• _WHAT IS BEING ASKED_
For each entry below, copy the text exactly and leave out any picture.

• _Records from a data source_
:::

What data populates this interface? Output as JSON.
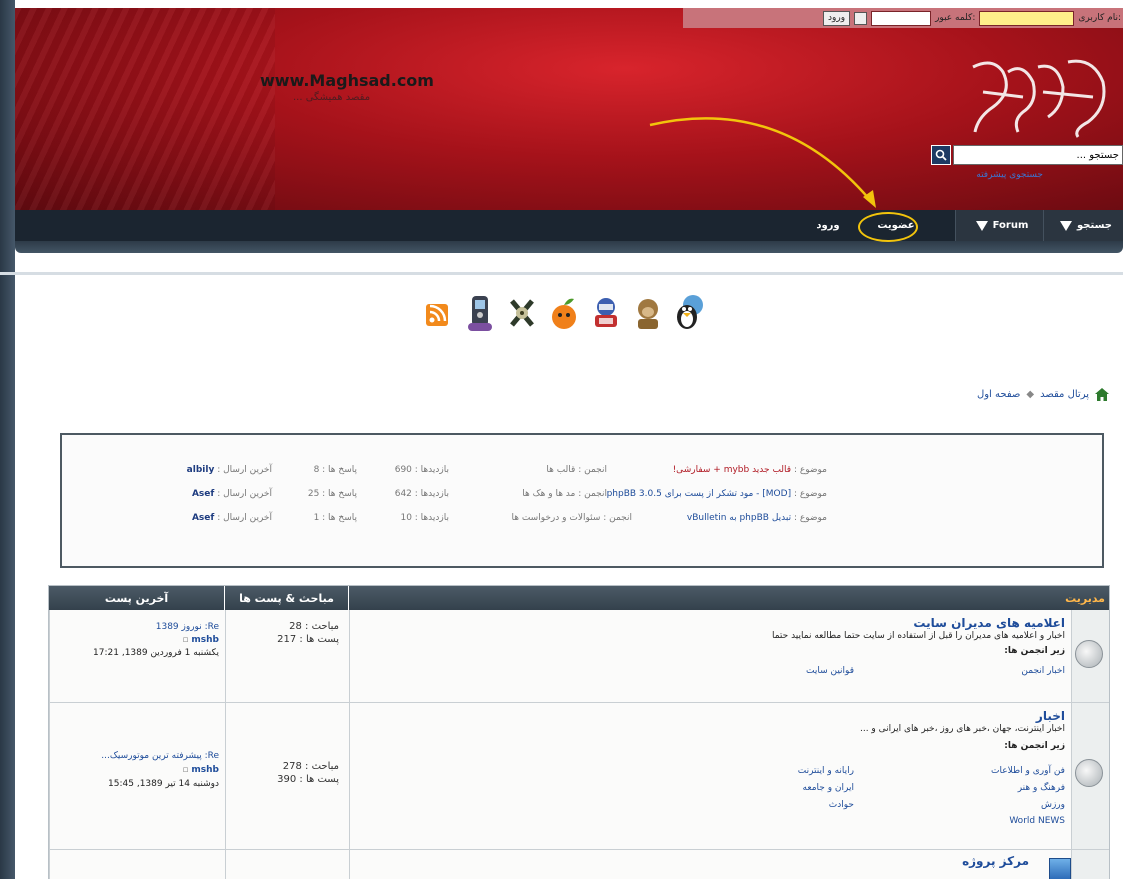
{
  "header": {
    "site_url": "www.Maghsad.com",
    "slogan": "مقصد همیشگی ...",
    "login": {
      "username_label": "نام کاربری:",
      "password_label": "کلمه عبور:",
      "login_button": "ورود"
    },
    "search": {
      "placeholder": "جستجو ...",
      "advanced_label": "جستجوی پیشرفته"
    }
  },
  "nav": {
    "items": [
      {
        "label": "جستجو"
      },
      {
        "label": "Forum"
      },
      {
        "label": "عضویت"
      },
      {
        "label": "ورود"
      }
    ]
  },
  "icons_row": [
    "linux-tux-icon",
    "globe-icon",
    "monkey-icon",
    "robot-icon",
    "fruit-icon",
    "film-reel-icon",
    "phone-icon",
    "rss-icon"
  ],
  "breadcrumb": {
    "portal": "پرتال مقصد",
    "home": "صفحه اول"
  },
  "latest_topics": [
    {
      "topic_prefix": "موضوع :",
      "topic": "قالب جدید mybb + سفارشی!",
      "forum_prefix": "انجمن :",
      "forum": "قالب ها",
      "views": "بازدیدها : 690",
      "replies": "پاسخ ها : 8",
      "last_label": "آخرین ارسال :",
      "last_user": "albily"
    },
    {
      "topic_prefix": "موضوع :",
      "topic": "[MOD] - مود تشکر از پست برای phpBB 3.0.5",
      "forum_prefix": "انجمن :",
      "forum": "مد ها و هک ها",
      "views": "بازدیدها : 642",
      "replies": "پاسخ ها : 25",
      "last_label": "آخرین ارسال :",
      "last_user": "Asef"
    },
    {
      "topic_prefix": "موضوع :",
      "topic": "تبدیل phpBB به vBulletin",
      "forum_prefix": "انجمن :",
      "forum": "سئوالات و درخواست ها",
      "views": "بازدیدها : 10",
      "replies": "پاسخ ها : 1",
      "last_label": "آخرین ارسال :",
      "last_user": "Asef"
    }
  ],
  "forum_table": {
    "category": "مدیریت",
    "col_topics": "مباحث & پست ها",
    "col_last": "آخرین پست",
    "rows": [
      {
        "title": "اعلامیه های مدیران سایت",
        "desc": "اخبار و اعلامیه های مدیران را قبل از استفاده از سایت حتما مطالعه نمایید حتما",
        "subs_label": "زیر انجمن ها:",
        "subs": [
          "اخبار انجمن",
          "قوانین سایت"
        ],
        "topics": "مباحث : 28",
        "posts": "پست ها : 217",
        "last_title": "Re: نوروز 1389",
        "last_user": "mshb",
        "last_date": "یکشنبه 1 فروردین 1389, 17:21"
      },
      {
        "title": "اخبار",
        "desc": "اخبار اینترنت، جهان ،خبر های روز ،خبر های ایرانی و ...",
        "subs_label": "زیر انجمن ها:",
        "subs": [
          "فن آوری و اطلاعات",
          "رایانه و اینترنت",
          "فرهنگ و هنر",
          "ایران و جامعه",
          "ورزش",
          "حوادث",
          "World NEWS"
        ],
        "topics": "مباحث : 278",
        "posts": "پست ها : 390",
        "last_title": "Re: پیشرفته ترین موتورسیک...",
        "last_user": "mshb",
        "last_date": "دوشنبه 14 تیر 1389, 15:45"
      },
      {
        "title": "مرکز پروژه",
        "desc": "",
        "subs_label": "",
        "subs": [],
        "topics": "",
        "posts": "",
        "last_title": "",
        "last_user": "",
        "last_date": ""
      }
    ]
  },
  "colors": {
    "header_red": "#b3141c",
    "nav_dark": "#1b2530",
    "link_blue": "#1e4c9a",
    "highlight_yellow": "#f2c40c",
    "category_orange": "#ffb74a"
  }
}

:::

• _THE COMPLETED TASK_
What data populates this interface? Output as JSON.
{
  "header": {
    "site_url": "www.Maghsad.com",
    "slogan": "مقصد همیشگی ...",
    "login": {
      "username_label": "نام کاربری:",
      "password_label": "کلمه عبور:",
      "login_button": "ورود"
    },
    "search": {
      "placeholder": "جستجو ...",
      "advanced_label": "جستجوی پیشرفته"
    }
  },
  "nav": {
    "items": [
      {
        "label": "جستجو"
      },
      {
        "label": "Forum"
      },
      {
        "label": "عضویت"
      },
      {
        "label": "ورود"
      }
    ]
  },
  "icons_row": [
    "linux-tux-icon",
    "globe-icon",
    "monkey-icon",
    "robot-icon",
    "fruit-icon",
    "film-reel-icon",
    "phone-icon",
    "rss-icon"
  ],
  "breadcrumb": {
    "portal": "پرتال مقصد",
    "home": "صفحه اول"
  },
  "latest_topics": [
    {
      "topic_prefix": "موضوع :",
      "topic": "قالب جدید mybb + سفارشی!",
      "forum_prefix": "انجمن :",
      "forum": "قالب ها",
      "views": "بازدیدها : 690",
      "replies": "پاسخ ها : 8",
      "last_label": "آخرین ارسال :",
      "last_user": "albily"
    },
    {
      "topic_prefix": "موضوع :",
      "topic": "[MOD] - مود تشکر از پست برای phpBB 3.0.5",
      "forum_prefix": "انجمن :",
      "forum": "مد ها و هک ها",
      "views": "بازدیدها : 642",
      "replies": "پاسخ ها : 25",
      "last_label": "آخرین ارسال :",
      "last_user": "Asef"
    },
    {
      "topic_prefix": "موضوع :",
      "topic": "تبدیل phpBB به vBulletin",
      "forum_prefix": "انجمن :",
      "forum": "سئوالات و درخواست ها",
      "views": "بازدیدها : 10",
      "replies": "پاسخ ها : 1",
      "last_label": "آخرین ارسال :",
      "last_user": "Asef"
    }
  ],
  "forum_table": {
    "category": "مدیریت",
    "col_topics": "مباحث & پست ها",
    "col_last": "آخرین پست",
    "rows": [
      {
        "title": "اعلامیه های مدیران سایت",
        "desc": "اخبار و اعلامیه های مدیران را قبل از استفاده از سایت حتما مطالعه نمایید حتما",
        "subs_label": "زیر انجمن ها:",
        "subs": [
          "اخبار انجمن",
          "قوانین سایت"
        ],
        "topics": "مباحث : 28",
        "posts": "پست ها : 217",
        "last_title": "Re: نوروز 1389",
        "last_user": "mshb",
        "last_date": "یکشنبه 1 فروردین 1389, 17:21"
      },
      {
        "title": "اخبار",
        "desc": "اخبار اینترنت، جهان ،خبر های روز ،خبر های ایرانی و ...",
        "subs_label": "زیر انجمن ها:",
        "subs": [
          "فن آوری و اطلاعات",
          "رایانه و اینترنت",
          "فرهنگ و هنر",
          "ایران و جامعه",
          "ورزش",
          "حوادث",
          "World NEWS"
        ],
        "topics": "مباحث : 278",
        "posts": "پست ها : 390",
        "last_title": "Re: پیشرفته ترین موتورسیک...",
        "last_user": "mshb",
        "last_date": "دوشنبه 14 تیر 1389, 15:45"
      },
      {
        "title": "مرکز پروژه",
        "desc": "",
        "subs_label": "",
        "subs": [],
        "topics": "",
        "posts": "",
        "last_title": "",
        "last_user": "",
        "last_date": ""
      }
    ]
  },
  "colors": {
    "header_red": "#b3141c",
    "nav_dark": "#1b2530",
    "link_blue": "#1e4c9a",
    "highlight_yellow": "#f2c40c",
    "category_orange": "#ffb74a"
  }
}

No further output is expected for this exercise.